But it was Republicans who made bigger gains. While both parties in the 113th Congress — which spanned 2013 and 2014 — were below the average for all senators during the last 20 years, GOP senators in the 114th Congress had a score slightly higher than the average (after controlling for which party was in the majority). Democrats remained lower than the average for all minority senators during the 20-year benchmark period.
The Lugar Center, led by former U.S. Senator Richard Lugar, and the McCourt School of ublic Policy at Georgetown University today jointly released their new Bipartisan Index rankings of all members of Congress, completing the picture of the 114th Congress (2015-2016). The non-partisan tool indicates the degree to which Senators and Representatives work across party lines.
The rankings of the 114th Congress are based on bill sponsorship and co-sponsorship.
They are directly comparable to the data for the 113th Congress (2013-14), which was one of the most partisan of the past 20 years, and provide historical context for the increased partisanship in Congress over the past two decades. According to the new figures, 61 senators improved their Index scores, while 23 fared worse. In the House, 212 members had higher scores for the 114th Congress than the 113th, while 139 had lower ones.

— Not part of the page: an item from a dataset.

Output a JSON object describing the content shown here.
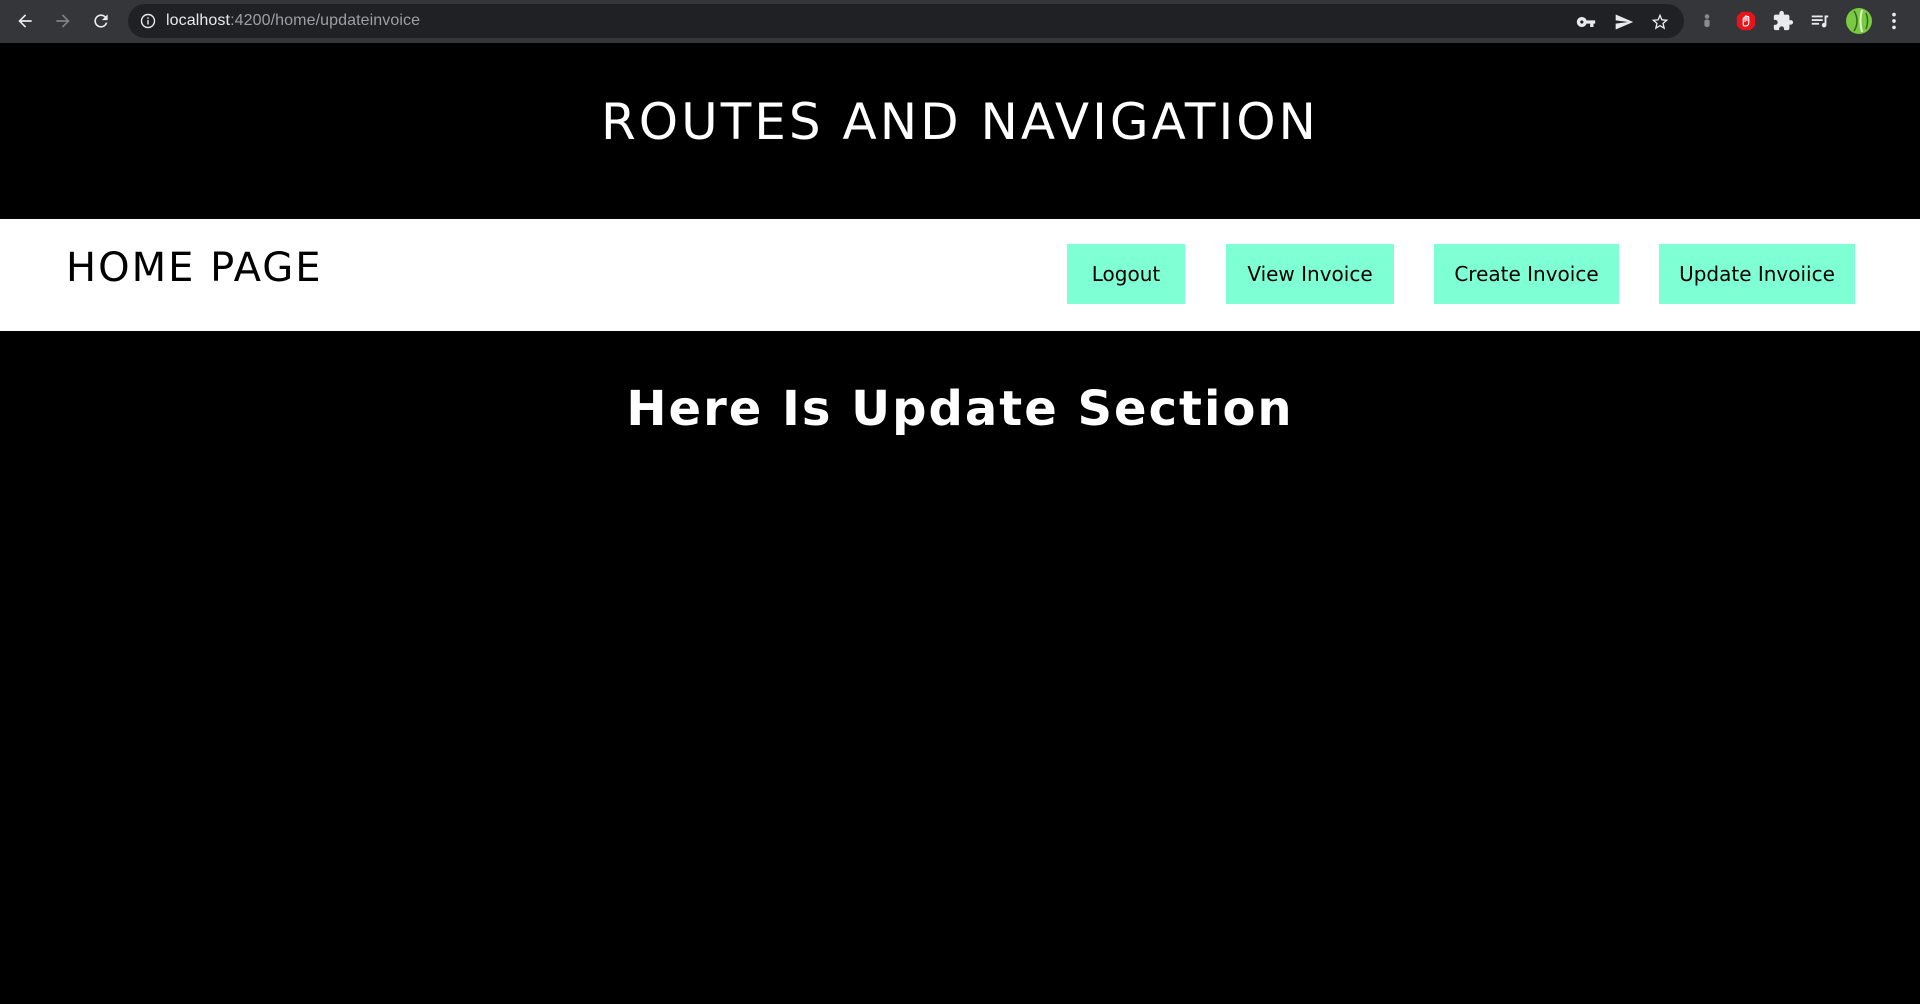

The new data allows voters to see over time how willing their senators and representatives have been to work across party lines. Based on the scores, Senator Susan Collins (R, Me.) was the most bipartisan senator and Rep. Pete King (R, NY) was the most bipartisan representative. This is the second Congress in a row in which Senator Collins finished with the top Senate score. Rep. King was second among all House members in the previous Congress.
For the Senate in the 114th, 45 senators were above zero, and therefore judged to be “bipartisan,” meaning they scored better than the average senator in their circumstances during the 20-year baseline period (1993-2013). Fifty-three senators scored below zero. This is an improvement from the 113th when 36 senators scored above 0.00 and 62 scored below it.
The House also improved, though not by as much. In the House in the 114th, 152 members were above 0.00, and 275 were below 0.00. This compares to 142 above 0.00 and 280 below 0.00 in the 113th
The Bipartisan Index measures how often a member of Congress introduced bills that succeed in attracting co-sponsors from members of the other party, and how often they in turn co-sponsor a bill introduced from across the aisle. The Index is based on a formula applied uniformly to all members. No subjective judgments are made about individual members or bills. The Index serves as a critical resource for voters and the media and, its sponsors hope, encourages lawmakers to be more bipartisan when writing or co-sponsoring legislation.
The scores released today update interim scores released last year for the calendar year 2015, the first session of the 114th Congress. Bipartisan Index scores tend to rise modestly during the second year of a Congress due to Index components that benefit from the accumulation of bipartisan bills and co-sponsorships. Therefore, the scores for the entire 114th Congress will tend to beat those of the first session.
To see current and previous Bipartisan Index rankings, click here.